There is a saying within the climate community that says ‘what gets measured gets managed’. It is a perfect way of summing up the challenge of cutting greenhouse gas emissions to zero. How can the journey start without knowing the distance to the destination?
The SME Climate Hub exists to help businesses effectively measure, report on – and manage – their emissions.
Started in 2020, the idea was simple: support small and medium enterprises (SMEs) in taking climate action to keep global temperature rise below 1.5°C. The initiative forms part of the United Nations’ Race to Zero campaign, which was designed to support emissions reduction from a wide range of players, from cities to financial institutions.
The SME Climate Hub is the official pathway for small and medium sized enterprises to join the initiative.
Small business, big impact
The term SME can be deceptive and doesn’t necessarily mean a local corner store. By the SME Climate Hub’s standards, the category includes any business with up to 500 employees.
Taken together, SMEs make up 90% of all businesses globally and so cutting emissions within this group is vital.
Any business which joins the SME Climate Hub pledges to take action to halve their emissions by 2030 and achieve net zero by 2050. All companies have to report publicly on their annual progress towards cutting their emissions and reaching net zero targets.
Joining the SME Climate Hub is a serious commitment that will be transformative for any business whatever the size. Fortunately, the initiative supports businesses with a wealth of resources, including guidance on setting a 1.5°C-aligned business strategy, a carbon calculator offering a personalized emissions breakdown, and courses on taking effective climate action.
Pamela Jouven, Director of the SME Climate Hub, explained in a recent article that “the pressure on businesses to track and reduce their emissions is escalating,” with new regulations already coming into force in the UK and the United States.

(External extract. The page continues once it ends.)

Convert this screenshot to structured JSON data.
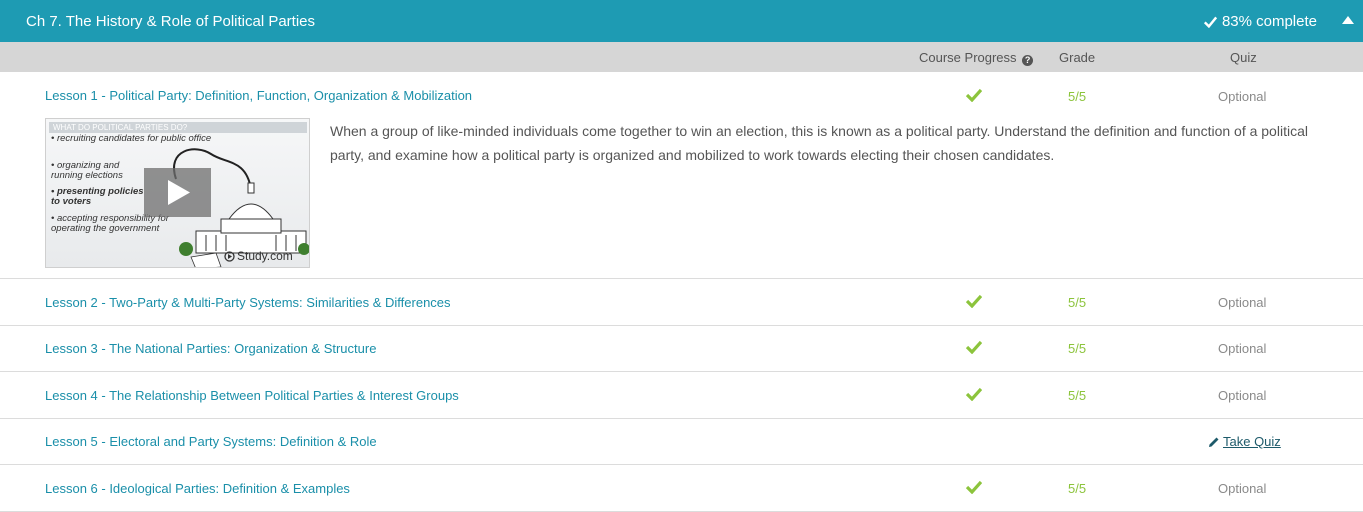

“Businesses are also faced with customer, investor, and employee demands to account for and report their carbon emissions,” she added. Emissions reporting and reduction, therefore, becomes essential not only to stay in line with new legislation but to protect against business risks and remain competitive.
Businesses often operate without a complete understanding of their environmental impact. Reporting is one way to raise awareness of these impacts and ensure decision makers take action. This can be a challenging process as emissions have to be counted across the entire supply chain, and hunting them down can be a full-time job.
To help companies navigate their way through the maze towards net zero, the initiative recently launched a new reporting tool to compliment its existing suite of action and measurement tools. The resource allows SMEs to provide a streamlined report on where their emissions are coming from and what actions they have taken over the past year to reduce them.
All data will be made publicly available to drive further transparency and to support other businesses to learn which climate solutions might work for them. Companies can also put the reports to wider use, for example, to show investors or customers what actions they are already taking on their net zero journey.
One category of SME customer interested in their reporting will come in the shape of a large corporate partner. Many corporates have made net zero pledges and understand the need to work with SMEs – as their suppliers – in order to reduce their indirect, or ‘Scope 3’, emissions.
SMEs which can evidence their efforts to cut emissions through the new reporting tool will, therefore, be contributing to a virtuous circle: addressing their own climate impact and supporting bigger partners to reduce their emissions, too. And as new regulations come into force, the push to report will become stronger as SME corporate partners have greater pressure put upon them to measure their Scope 3 emissions.
Johan Falk, CEO of Exponential Roadmap Initiative, the co-founding partner of the SME Climate Hub together with the We Mean Business Coalition, foresees that banks will “start to link green loans to SME Climate Hub reporting capability” and will ask their SME customers to disclose progress via the Hub.
“We developed the SME reporting tool with simplicity in mind, while ensuring alignment with science. SMEs can start reporting on concrete actions without being required to provide perfect numbers from day one, but rather show progress and develop capabilities over time,” he added.
Starting the journey
As more companies make net zero pledges, it is essential to have accountability mechanisms which track and monitor progress. The SME Climate Hub’s reporting tool is a new contribution to a growing field which pushes companies to do their homework.
But it is important to note these actions are only one part of a comprehensive climate journey, what the We Mean Business Coalition calls the “Four A’s” of climate leadership. To have real climate impact, accountability needs to sit alongside strong ambition, action, and advocacy, driving down business emissions, while inspiring systems of change across industry, governments and customers.
Taking effective climate action can be daunting for small companies that want to do good but don’t know where to start.
The urgency of the crisis and pressure from corporate partners means more suppliers need to engage with the issue, and fast. The SME Climate Hub is able to set them on the right path and its new reporting tool is a key step on the journey.
Adam Wentworth is a freelance writer based in Brighton, UK.